Choconut - Raymond Donnelly and Frank McManus have recovered from the mumps.
Uniondale - Uniondale is a pretty little village and has a great many very nice people; the school, stores and railroad facilities are excellent, with flour and feed mills, wholesale meat markets and last but not least, is its honest, charitable intent. ALSO Miss Mabel Lowery, of Carbondale, has a young ladies’ class of four in Uniondale; she is giving lessons on the violin. Girls, join her class and learn to be a fiddler.

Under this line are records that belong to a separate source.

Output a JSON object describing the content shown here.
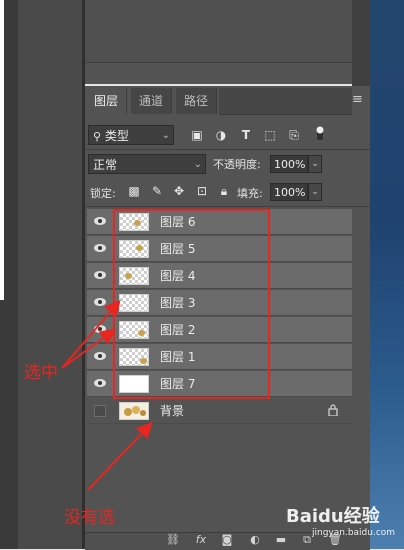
{
  "tabs": [
    {
      "label": "图层"
    },
    {
      "label": "通道"
    },
    {
      "label": "路径"
    }
  ],
  "filter": {
    "kind_label": "类型"
  },
  "blend": {
    "mode": "正常",
    "opacity_label": "不透明度:",
    "opacity_value": "100%"
  },
  "lockrow": {
    "lock_label": "锁定:",
    "fill_label": "填充:",
    "fill_value": "100%"
  },
  "layers": [
    {
      "name": "图层 6",
      "visible": true
    },
    {
      "name": "图层 5",
      "visible": true
    },
    {
      "name": "图层 4",
      "visible": true
    },
    {
      "name": "图层 3",
      "visible": true
    },
    {
      "name": "图层 2",
      "visible": true
    },
    {
      "name": "图层 1",
      "visible": true
    },
    {
      "name": "图层 7",
      "visible": true
    },
    {
      "name": "背景",
      "visible": false,
      "locked": true
    }
  ],
  "annotations": {
    "selected": "选中",
    "not_selected": "没有选"
  },
  "watermark": {
    "brand": "Baidu经验",
    "url": "jingyan.baidu.com"
  },
  "colors": {
    "annotation": "#e8251f",
    "panel_bg": "#535353",
    "row_bg": "#6b6b6b"
  }
}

Great Bend - Mathew Gannon, employed as a drill master by the Lackawanna railroad, in the yards at Hallstead, was injured last Wednesday as he was attending to his work along the tracks. Gannon stood watching his drill train slowly advance as it passed he stepped around behind it, and was struck by a Utica engine on the west bound track. He was knocked across the tracks, striking upon his head, and receiving severe cuts abut his face and neck. Dr. A.F. Merrill, the Lackawanna physician, was summoned and dressed the injured. Afterwards he was taken to his home on DuBois street.
Forest City - The iron work for the bridge to go across the Erie railroad, has been unloaded near the site of the proposed bridge, north of the Forest City breaker. It is probable that work on the structure will begin as soon as the weather permits. The Hillside company is building a terra cotta sluiceway on the trestle, from the breaker to the settling tank, to take care of the culm coming from the washery.
Montrose - A very fierce blaze, starting in the old canning factory building, Saturday morning at about 1:30, quickly reduced it to ashes and destroyed the residence of Miss Anna Burns, just east, and barns belonging to D.V. Gardiner and Mrs. Dora Lathrop, across the street to the north. Those early on the scene found the old canning factory a seething mass of flames, burning with a roar which could be heard all over town. They also saw the fire communicated to the residence owned by Miss Anna Burns, and the two barns. All this occurred in a very few minutes, before the fire companies had time had time to reach the scene, and the situation looked extremely grave, because of the possibility of the fire spreading through town. In the south--east corner of the factory building was a machine shop, including a trip hammer and forge, operated by Messrs. Floyd Andre and Maurice Catlin. Their lease expires soon and they were working nights to close out their stock of iron and it is supposed that the fire caught from the forge.